Vivienne Nunis: Author and expert on institutional blindness, Margaret Heffernan, says other industries have successfully stamped out poor working practices. Are there other industries, I’m thinking about banking perhaps, where this kind of expectation is put on junior members of staff?
Margaret Heffernan: Definitely, banking is one, but I think one that’s really striking because in all of my research, it’s the one that has made the greatest changes, is the aviation industry. Really for the last 30 years, there has been a huge effort to ensure that the industry as one, where the culture is what they think of as a speak-up culture. Anybody who sees anything going wrong, has an obligation—an obligation to speak up about it.
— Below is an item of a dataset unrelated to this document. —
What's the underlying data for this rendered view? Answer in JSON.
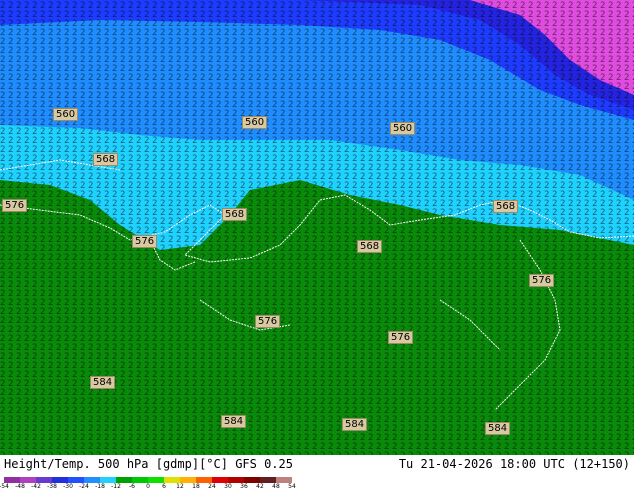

When, due to fatigue, or distraction, or overwork, or whatever, when a plane drops out of the sky, everybody notices that. There is an investigation, and the findings of the investigations are public. When a patient gets bad treatment on the whole it gets glossed over. It’s invisible. There are patients every day who get inferior sub-optimal treatment. When a patient dies, there’s some kind of investigation, but it isn’t a headline case. This isn’t hundreds of people dying, this is someone who was ill who died, and so it becomes kind of invisible in hospitals. It becomes a little bit invisible to the poor people working in these systems, and this is not that they are heartless, brutal people, but when this happens day-after-day, it isn’t exceptional, and so reacting to it as though it were exceptional, seems a kind of over-reaction, and so it becomes normalized, and that’s how it comes to be that people are blind to it.
Certainly sticking together is really important. You know, the doctor who wrote the blog post took a huge risk, and in general, I intend to advise people, if there’s an issue you want to confront, do it as a group, not on your own, because you’re really exposed if you just do it on your own. But I take my hat off to the people who do dare to raise it, because it truly isn’t that people don’t know. They’re getting away with it.
If you’ve have been a victim of human rights violations in medicine, have been overworked to the point of self-harm or harm to patients, please leave your comment (even anonymous) below, or reach out to Dr. Wible confidentially here.